Whether she will or not is certain to become the main focus of the Games, so here’s what we know so far.
Biles became the first woman since 1992 to qualify for all four event finals. She now has four days before she is eligible to compete again. Following the all-around competition on Thursday, the competition will take a two-day break before the event finals for vault and uneven bars on Sunday, floor exercise on Monday, and balance beam on Tuesday.
Biles appeared to be ready to try her Yurchenko double pike on vault when the competition began. Biles performed the vault for the first time at the U.S. Classic in May, requiring a roundoff onto the takeoff board, a back handspring onto the table, and a double somersault with her body in a piked position, and she did two more in podium training here.
The vault is so difficult that most men don’t attempt it, and no woman has ever attempted it. If she succeeds in international competition, it will be the fifth skill to bear her name in the Code of Points.
However, it is extremely dangerous. A gymnast in the air is more likely to land on her neck or head.
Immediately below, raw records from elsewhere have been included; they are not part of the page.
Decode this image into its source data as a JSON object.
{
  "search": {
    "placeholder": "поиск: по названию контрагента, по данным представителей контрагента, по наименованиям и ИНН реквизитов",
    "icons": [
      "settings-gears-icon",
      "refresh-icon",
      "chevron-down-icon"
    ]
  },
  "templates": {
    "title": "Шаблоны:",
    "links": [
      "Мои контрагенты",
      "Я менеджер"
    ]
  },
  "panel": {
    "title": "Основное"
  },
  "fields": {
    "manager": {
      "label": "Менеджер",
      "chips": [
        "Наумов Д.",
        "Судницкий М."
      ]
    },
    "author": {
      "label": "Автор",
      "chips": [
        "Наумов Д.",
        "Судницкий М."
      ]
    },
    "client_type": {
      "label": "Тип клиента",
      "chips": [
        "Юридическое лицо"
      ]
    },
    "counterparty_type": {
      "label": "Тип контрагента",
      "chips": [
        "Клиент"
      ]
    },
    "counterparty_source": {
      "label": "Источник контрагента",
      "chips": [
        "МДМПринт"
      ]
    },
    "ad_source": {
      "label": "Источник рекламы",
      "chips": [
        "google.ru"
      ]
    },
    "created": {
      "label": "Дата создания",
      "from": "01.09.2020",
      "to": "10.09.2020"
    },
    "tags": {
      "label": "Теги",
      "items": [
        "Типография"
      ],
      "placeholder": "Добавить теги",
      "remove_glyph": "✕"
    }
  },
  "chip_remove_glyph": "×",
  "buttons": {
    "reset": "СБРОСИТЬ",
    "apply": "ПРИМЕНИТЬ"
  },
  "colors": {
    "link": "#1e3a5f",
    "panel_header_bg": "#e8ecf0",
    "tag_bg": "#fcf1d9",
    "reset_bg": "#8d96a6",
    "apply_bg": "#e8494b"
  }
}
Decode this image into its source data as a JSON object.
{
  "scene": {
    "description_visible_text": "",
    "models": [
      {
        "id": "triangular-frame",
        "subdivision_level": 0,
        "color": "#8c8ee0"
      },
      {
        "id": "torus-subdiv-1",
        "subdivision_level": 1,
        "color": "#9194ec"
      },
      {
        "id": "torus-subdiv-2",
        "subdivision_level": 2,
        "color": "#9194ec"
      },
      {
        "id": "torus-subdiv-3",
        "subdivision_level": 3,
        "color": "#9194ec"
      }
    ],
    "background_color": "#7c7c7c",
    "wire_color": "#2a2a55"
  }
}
In the team final, Biles balked at an Amanar – one of the more difficult vaults performed by the women, but one that Biles could practically do in her sleep. Rather than the required 212 rotations, Biles only did 112 and barely landed it.
Even if she competes in the vault final, the Yurchenko double pike appears to be a long shot.
“She’s going to be busy with the tour, I think she needs to take some time and try to figure out what she wants to do,” one of Biles’ coaches, Cecile Landi, said in April. “If she wants to come do a couple events, she knows she can still be the best in two, maybe three events. It all depends on where she is.” Biles had been torn between wanting these Games to be over and wanting to take a break from pandemic-extended training. She could call it an Olympic career at the age of 24.
However, she has also suggested that the 2024 Olympics, which are now only three years away, may be appealing as an event specialist. Laurent Landi, Cecile’s husband and one of her coaches, competed on the French national team, and Cecile Landi represented France at the 1996 Olympics.